North Carolina Secedes, Kentucky Neutral
May 20, 1861. At a convention in Raleigh, the state of North Carolina officially voted to secede from the Union. On the same day, Kentucky, deeply divided, decided to remain neutral in the war.
Close Friend of Lincoln’s Becomes Early Martyr in War
May 24, 1861. “As war began, Washington, D.C., was a vulnerable city. Embraced on three sides by Maryland, a slaveholding state sympathetic to the South, the city also faced hostile Virginia just across the Potomac River. On the night of May 23, 1861, as Virginians celebrated popular ratification of their state convention’s earlier vote to secede, thousands of Union troops moved through Washington streets toward the Potomac. Crossing the river in four coordinated thrusts, the Federal troops quickly gained footholds on Virginia soil and began digging fortifications that would make the nation’s capital far more secure. There was so little opposition to the unexpected operation that the Federal forces suffered only one casualty — but it was a loss that plunged the Union into mourning.”
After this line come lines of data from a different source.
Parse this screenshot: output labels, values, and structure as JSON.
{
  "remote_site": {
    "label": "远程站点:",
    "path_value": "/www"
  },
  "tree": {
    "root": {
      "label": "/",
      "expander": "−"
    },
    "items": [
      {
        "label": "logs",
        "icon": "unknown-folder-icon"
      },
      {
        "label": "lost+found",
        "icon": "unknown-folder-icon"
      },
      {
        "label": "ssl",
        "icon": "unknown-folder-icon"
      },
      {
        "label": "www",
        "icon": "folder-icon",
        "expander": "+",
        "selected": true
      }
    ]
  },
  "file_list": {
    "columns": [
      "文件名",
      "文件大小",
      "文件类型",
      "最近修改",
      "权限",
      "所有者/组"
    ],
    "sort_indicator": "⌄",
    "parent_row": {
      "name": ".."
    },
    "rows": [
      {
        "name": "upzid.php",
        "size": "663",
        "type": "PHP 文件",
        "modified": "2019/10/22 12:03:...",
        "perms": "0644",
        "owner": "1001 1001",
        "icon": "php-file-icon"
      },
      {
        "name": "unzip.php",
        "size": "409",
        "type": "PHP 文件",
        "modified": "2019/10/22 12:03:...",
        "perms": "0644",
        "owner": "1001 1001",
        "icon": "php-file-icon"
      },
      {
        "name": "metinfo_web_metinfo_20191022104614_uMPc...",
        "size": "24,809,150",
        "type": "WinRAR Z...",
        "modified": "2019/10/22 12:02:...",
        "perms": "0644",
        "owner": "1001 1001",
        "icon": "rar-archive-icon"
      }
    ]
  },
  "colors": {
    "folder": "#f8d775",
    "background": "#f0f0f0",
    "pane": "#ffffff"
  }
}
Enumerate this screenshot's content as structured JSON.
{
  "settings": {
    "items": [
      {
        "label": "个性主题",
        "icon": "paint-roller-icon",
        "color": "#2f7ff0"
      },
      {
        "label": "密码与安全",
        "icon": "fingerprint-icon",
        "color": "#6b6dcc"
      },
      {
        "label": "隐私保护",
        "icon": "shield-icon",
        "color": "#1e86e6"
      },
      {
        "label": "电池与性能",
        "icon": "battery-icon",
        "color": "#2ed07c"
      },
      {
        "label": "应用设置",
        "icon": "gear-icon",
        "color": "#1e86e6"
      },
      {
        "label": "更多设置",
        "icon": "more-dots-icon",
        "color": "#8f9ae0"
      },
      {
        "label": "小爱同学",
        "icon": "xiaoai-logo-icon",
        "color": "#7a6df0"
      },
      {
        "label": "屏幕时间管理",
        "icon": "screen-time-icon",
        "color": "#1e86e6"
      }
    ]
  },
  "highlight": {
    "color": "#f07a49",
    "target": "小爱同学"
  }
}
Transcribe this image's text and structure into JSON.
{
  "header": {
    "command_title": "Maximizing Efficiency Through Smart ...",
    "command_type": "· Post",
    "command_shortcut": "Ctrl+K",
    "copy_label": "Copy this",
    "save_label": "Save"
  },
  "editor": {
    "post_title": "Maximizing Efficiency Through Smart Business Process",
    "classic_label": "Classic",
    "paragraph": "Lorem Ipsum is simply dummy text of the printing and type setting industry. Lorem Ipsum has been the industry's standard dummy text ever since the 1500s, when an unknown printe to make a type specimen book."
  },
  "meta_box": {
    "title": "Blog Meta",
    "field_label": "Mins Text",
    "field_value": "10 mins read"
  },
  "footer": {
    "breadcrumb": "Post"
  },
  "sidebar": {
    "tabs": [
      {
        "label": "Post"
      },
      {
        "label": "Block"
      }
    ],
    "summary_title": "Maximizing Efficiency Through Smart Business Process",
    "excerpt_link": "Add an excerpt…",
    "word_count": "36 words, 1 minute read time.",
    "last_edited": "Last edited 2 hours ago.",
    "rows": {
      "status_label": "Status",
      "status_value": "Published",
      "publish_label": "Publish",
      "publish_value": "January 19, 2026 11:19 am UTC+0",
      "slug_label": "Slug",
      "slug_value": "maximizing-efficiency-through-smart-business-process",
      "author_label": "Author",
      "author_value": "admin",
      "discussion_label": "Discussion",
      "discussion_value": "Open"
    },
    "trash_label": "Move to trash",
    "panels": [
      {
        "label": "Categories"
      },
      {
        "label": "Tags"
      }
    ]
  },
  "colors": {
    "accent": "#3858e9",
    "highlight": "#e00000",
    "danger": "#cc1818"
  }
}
Colonel Elmer Ellsworth, a former student in Lincoln’s Illinois law office, close friend of the entire Lincoln family, and well-known leader of the New York Fire Zouaves, was shot and killed by James Jackson after Ellsworth removed a massive Confederate flag from the roof of the Marshall House, Jackson’s inn in Alexandria. Ellsworth knew that the flag perturbed Lincoln, who could see it through his telescope from the White House. The innkeeper was immediately shot and killed.
Before the military operation, Ellsworth had written his parents,
“I am perfectly confident to accept whatever my fortune may be, and confident that He who noteth even the fall of a sparrow, will have some purpose even in the fate of one like me.”
When Lincoln heard the news of Ellsworth’s death, he burst into tears. Ellsworth’s funeral was held at the White House.
Later, Lincoln would write Ellsworth’s parents,
“In the untimely loss of your noble son, our affliction here, is scarcely less than your own. . . . My acquaintance with him began less than two years ago; yet . . . it was as intimate as the disparity of our ages, and my engrossing engagements, would permit . … [He was] my young friend, and your brave and early fallen child.
May God give you that consolation which is beyond all earthly power.
Sincerely your friend in a common affliction
— A. Lincoln”
With war casualties still a new phenomenon, both Ellsworth and Jackson were embraced as martyrs by the North and South, respectively.
Philip Kunhardt, Lincoln: An Illustrated Biography, pp. 150-51.
First Blood, Smithsonian Institution
The Photographic History of the Civil War
Colonel Elmer E. Ellsworth, First Hero of the Civil War by Charles A. Ingraham
The Death of Colonel Ellsworth, Smithsonian.com
First Regiment New York Zouaves